Funding for the project is being provided by Tideway, the company responsible for delivering the Thames Tideway Tunnel.
Sediment has built up behind Wandsworth half-tide weir over its 25 year lifetime. This build up has buried the natural gravel river bed under a deep layer of debris and silt.
Removal of the weir and these silt deposits will take out the barrier between the Wandle and the tidal Thames. Natural tidal action at the river mouth will scour fine, muddy sediment from the area and restore the gravel river bottom, restoring valuable subtidal and intertidal habitats for fish, invertebrates and wading birds.
HR Wallingford is helping Wandsworth Council to understand and minimize the impact of the weir and silt removal on the Wandle and Thames, and is working with regulators to ensure their requirements are fully understood and met.
Ecological and sediment surveys in the creek have been carried out and the results of these will help to inform an assessment of the potential environmental impacts (both positive and negative) of removing the weir.
Tom Matthewson, technical director at HR Wallingford, said: “Returning this section of the River Wandle to its natural state will have wide-ranging environmental benefits to the River Thames and its tributaries.
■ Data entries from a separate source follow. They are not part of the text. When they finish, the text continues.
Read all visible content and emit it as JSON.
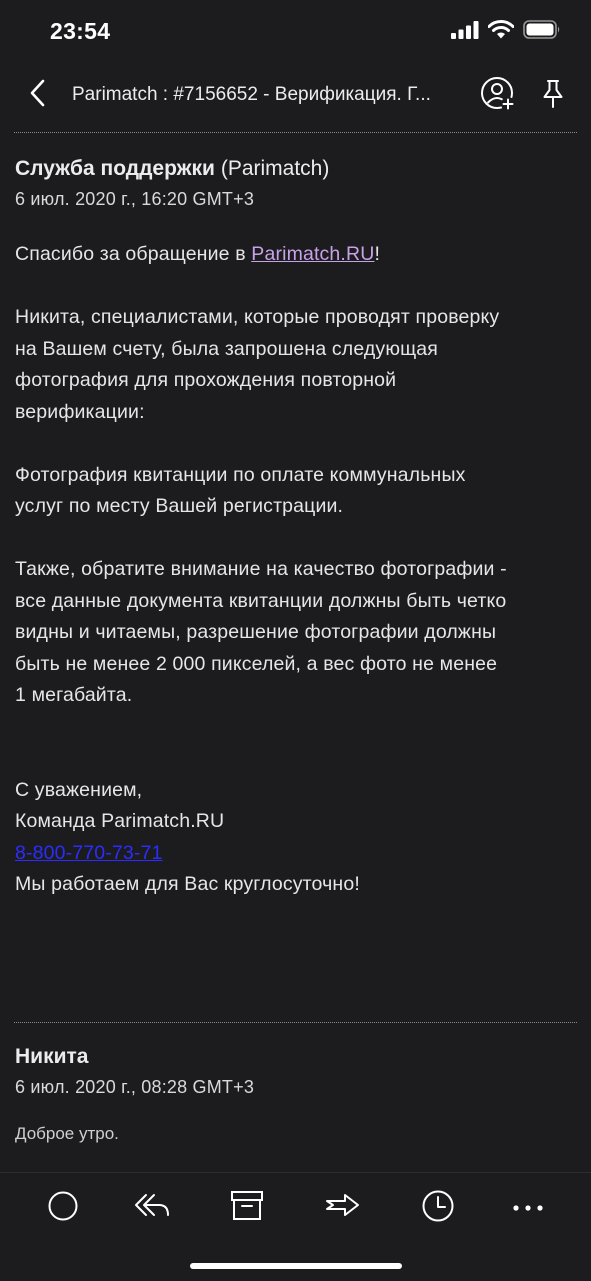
{
  "status_bar": {
    "time": "23:54"
  },
  "nav": {
    "subject": "Parimatch : #7156652 - Верификация. Г...",
    "icons": [
      "back-chevron-icon",
      "add-contact-icon",
      "pin-icon"
    ]
  },
  "message1": {
    "sender_name": "Служба поддержки",
    "sender_org": "(Parimatch)",
    "date": "6 июл. 2020 г., 16:20 GMT+3",
    "greeting_prefix": "Спасибо за обращение в ",
    "greeting_link": "Parimatch.RU",
    "greeting_suffix": "!",
    "paragraph1": "Никита, специалистами, которые проводят проверку\nна Вашем счету, была запрошена следующая\nфотография для прохождения повторной\nверификации:",
    "paragraph2": "Фотография квитанции по оплате коммунальных\nуслуг по месту Вашей регистрации.",
    "paragraph3": "Также, обратите внимание на качество фотографии -\nвсе данные документа квитанции должны быть четко\nвидны и читаемы, разрешение фотографии должны\nбыть не менее 2 000 пикселей, а вес фото не менее\n1 мегабайта.",
    "signoff": "С уважением,",
    "team": "Команда Parimatch.RU",
    "phone": "8-800-770-73-71",
    "hours": "Мы работаем для Вас круглосуточно!"
  },
  "message2": {
    "sender_name": "Никита",
    "date": "6 июл. 2020 г., 08:28 GMT+3",
    "preview": "Доброе утро."
  },
  "toolbar": {
    "icons": [
      "circle-icon",
      "reply-icon",
      "archive-icon",
      "forward-icon",
      "clock-icon",
      "more-icon"
    ]
  },
  "colors": {
    "background": "#1c1c1e",
    "text": "#e9e9eb",
    "link_purple": "#c8a2e8",
    "link_blue": "#2c2cff"
  }
}
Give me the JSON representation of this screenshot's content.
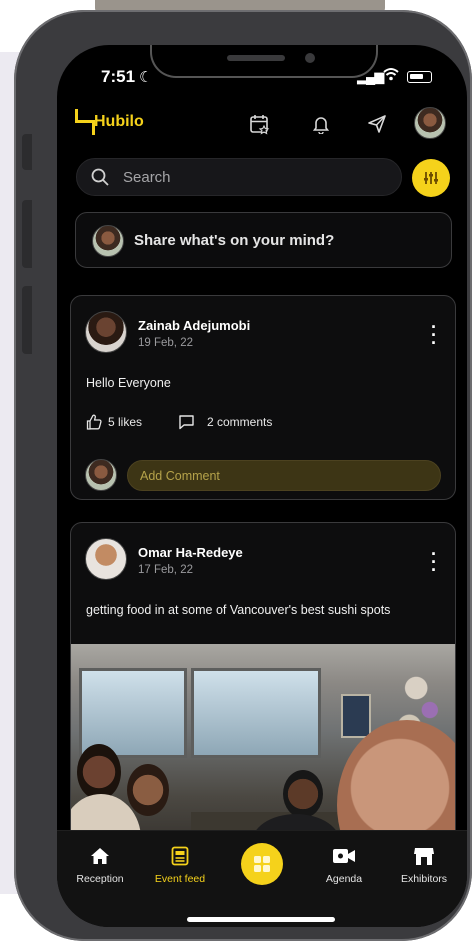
{
  "status": {
    "time": "7:51"
  },
  "header": {
    "brand": "Hubilo",
    "icons": [
      "calendar-star-icon",
      "bell-icon",
      "send-icon",
      "profile-avatar"
    ]
  },
  "search": {
    "placeholder": "Search"
  },
  "composer": {
    "prompt": "Share what's on your mind?"
  },
  "posts": [
    {
      "author": "Zainab Adejumobi",
      "date": "19 Feb, 22",
      "text": "Hello Everyone",
      "likes": "5 likes",
      "comments": "2 comments",
      "comment_placeholder": "Add Comment"
    },
    {
      "author": "Omar Ha-Redeye",
      "date": "17 Feb, 22",
      "text": "getting food in at some of Vancouver's best sushi spots"
    }
  ],
  "tabbar": {
    "items": [
      {
        "label": "Reception",
        "icon": "home-icon"
      },
      {
        "label": "Event feed",
        "icon": "feed-icon",
        "active": true
      },
      {
        "label": "",
        "icon": "grid-icon"
      },
      {
        "label": "Agenda",
        "icon": "video-icon"
      },
      {
        "label": "Exhibitors",
        "icon": "store-icon"
      }
    ]
  },
  "colors": {
    "accent": "#f5d21b",
    "background": "#000000",
    "card_border": "#3a3a3c"
  }
}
We are working closely with the Marine Management Organisation, Environment Agency and Port of London Authority to ensure that their interests are also protected as part of this project. We aim to have consents in place to allow removal the weir to occur by the spring of 2017.”
HR Wallingford has been providing independent advice on the design and impact of developments on the tidal Thames for more than 60 years.